  1. Radiofrequency Ablation: This minimally invasive procedure involves using radiofrequency energy to reduce the size of the turbinates. It is often performed in an office setting and typically has a relatively short recovery period.
  2. Submucosal Resection: In this surgical procedure, a portion of the turbinate tissue is removed to alleviate nasal congestion. This technique may be performed as part of a more extensive sinus surgery when addressing other nasal issues.
  3. Laser Turbinoplasty: Laser technology is employed to reduce the size of the turbinates. This approach is minimally invasive and can lead to a quicker recovery than traditional surgical techniques.

Long-Term Results and Expectations

Turbinate reduction can relieve chronic nasal congestion, improve airflow, and enhance overall health. However, it’s essential to set realistic expectations for the long-term results of the procedure. While many individuals experience substantial and lasting relief, some may require additional treatments or maintenance. The success of turbinate reduction can depend on various factors, including the underlying cause of your nasal symptoms and your commitment to postoperative care.

Explore Turbinate Reduction Procedure at ENT LDN

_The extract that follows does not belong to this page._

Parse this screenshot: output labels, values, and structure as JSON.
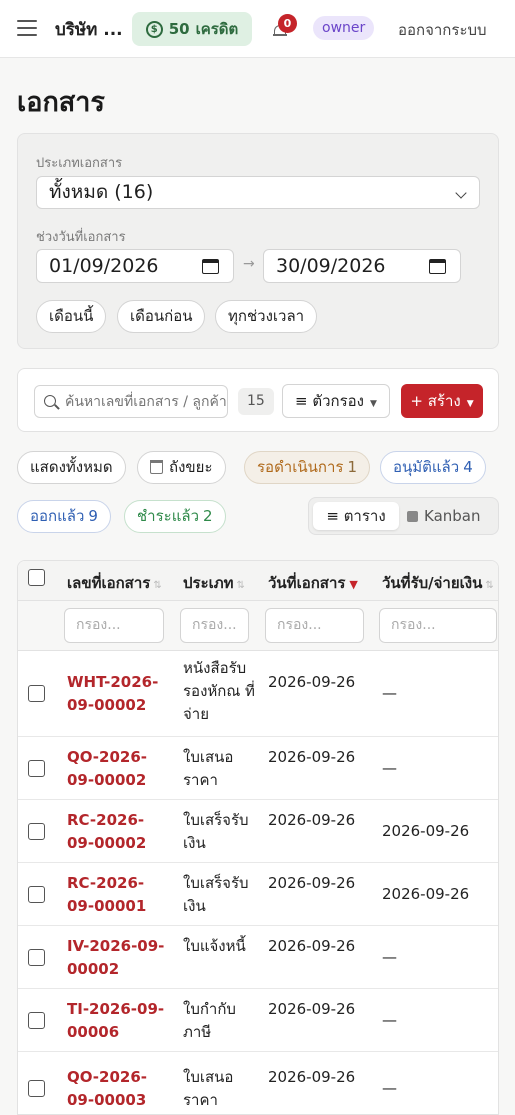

Your journey to improved nasal health and breathing begins here at ENT LDN, we understand that the decision to explore turbinate reduction is a significant step towards alleviating chronic congestion and enhancing your overall well-being through our ENT Specialist in London.

Our team of ear, nose, and throat specialists at ENT LDN is here to guide you through this process with care, precision, and a commitment to your long-term well-being. We encourage you to contact us and schedule a consultation to discuss your specific symptoms, medical history, and the most appropriate solutions for your condition. Whether you choose turbinate reduction or explore non-surgical alternatives, our focus remains on providing you with the highest quality of care and the best possible outcomes.


Frequently Asked Questions

How do I know if I need Turbinate Reduction surgery?

Consult an ENT specialist for a thorough evaluation to determine if Turbinate Reduction surgery is necessary.

Will Turbinate Reduction improve my ability to breathe through my nose?

Turbinate Reduction can enhance your ability to breathe through your nose by reducing congestion and obstructions.

What are the potential benefits of Turbinate Reduction?

Potential benefits of Turbinate Reduction include reduced nasal congestion, improved airflow, and enhanced overall nasal health.

Is Turbinate Reduction a suitable option for chronic nasal congestion?

Turbinate Reduction is a suitable option for addressing chronic nasal congestion, particularly when conservative treatments prove ineffective.

How long is the recovery process after Turbinate Reduction surgery?

Recovery after Turbinate Reduction surgery varies, but it typically takes a few days to a few weeks to return to regular activities, with full recovery achieved over time.